Decolonizing audio production poses challenges, a journey the Canadian Mountain Podcast (CMP) team has progressively undertaken over its five seasons. In the previous episode the team discussed adaptations to their media practices, including sharing the question line with guests before interviews and sending episode drafts for feedback, thereby empowering guests with narrative control. Additionally, they explored the unique development of a Land Acknowledgment, a practice uncommon in podcasting. If you missed Part One, be sure to check it out!
Part Two of this series delves deeper into the limitations and challenges of decolonizing media, outlining the CMP team's commitment to continuing this practice into the future. Focused on their journey over the last five years, they discuss the ongoing work of decolonizing their podcast. As journalists and media creators engaged in Indigenous knowledge mobilization, their goal is to enhance relationships with Indigenous Peoples through storytelling and partnerships.
Listen to the podcast here!
In this episode, Indigenous CMP Producer Sherry Woods (Niitsitapi/member of the Siksika Nation) from Mount Royal University leads a panel conversation with Senior Producers Meg Wilcox and Kyle Napier (Dene/nêhiyaw Métis/member of Northwest Territory Métis Nation), as well as Julie Patton and Catalina Berguno, both journalism students from Mount Royal University. Together, they explore the limitations and challenges of decolonizing media and how we plan to sustain this effort.
The team emphasizes the importance of journalists conducting thorough research, ensuring correct pronunciations of Indigenous words, and avoiding placing the burden on guests to educate them. They recognize the challenges of working on different timelines, with Indigenous communities operating on their own schedules distinct from "Western time." Living in two worlds, balancing Western and Indigenous perspectives, poses a unique challenge for the team.
Kyle Napier challenges the assumption that different knowledge systems are equally weighted, highlighting the settler-colonial roots of podcasting and journalism. Decolonizing their mindset is crucial, even for Indigenous individuals who may have been hesitant to share their ancestors' work. The team acknowledges the inherent biases in academia and journalism, where Western perspectives often take precedence over Indigenous research and media, stressing the need to equalize the value of both.
Meg Wilcox discusses the concept of braiding Indigenous and Western knowledges, considering the impact of colonization over the past 400 years. While acknowledging rapid progress in the last decade, the team recognizes that reconciliation cannot happen overnight, and perhaps 400 years of work is needed to address the impact of over 400 years of colonization.

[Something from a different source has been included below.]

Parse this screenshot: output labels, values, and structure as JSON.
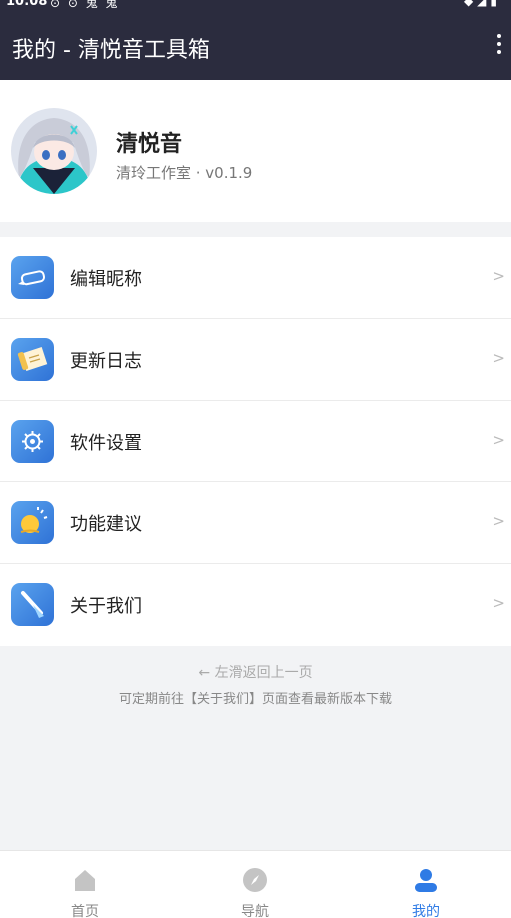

The team conveys another limitation regarding technical challenges for guests, particularly those in remote areas with limited internet access. The digital divide exacerbates disparities, hindering those who would benefit the most from digital services. Additionally, they face limitations in providing audience access to finished podcast episodes, with some remote communities lacking internet entirely. Future endeavors are constrained by guest and student producer availability, geographical distances, and financial constraints preventing field trips.
The podcast team also highlights the idea of granting copyright of an episode to the guest rather than the media organization, acknowledging episodes are primarily built on guests' knowledge. While the CMP team currently holds control, there's recognition that Indigenous knowledge holders and guests should have ownership of their intellectual property. They discuss the idea of rematriation of content, emphasizing the return of high-fidelity audio files to all guests.
Lessons learned include the importance of asking questions, humility, practical and technical skills, and openness to learning. Recognizing one's limitations and taking time for reflection contribute to ongoing improvements in their work. The team acknowledges that reconciliation is an ongoing process, with continuous learning necessary for progress.
Research itself is viewed through a decolonial lens, recognizing the challenges faced by Indigenous community researchers fitting into Western research paradigms, including funding applications and reporting requirements. The podcast team remains committed to amplifying Indigenous voices, navigating challenges, and contributing to the ongoing process of decolonization.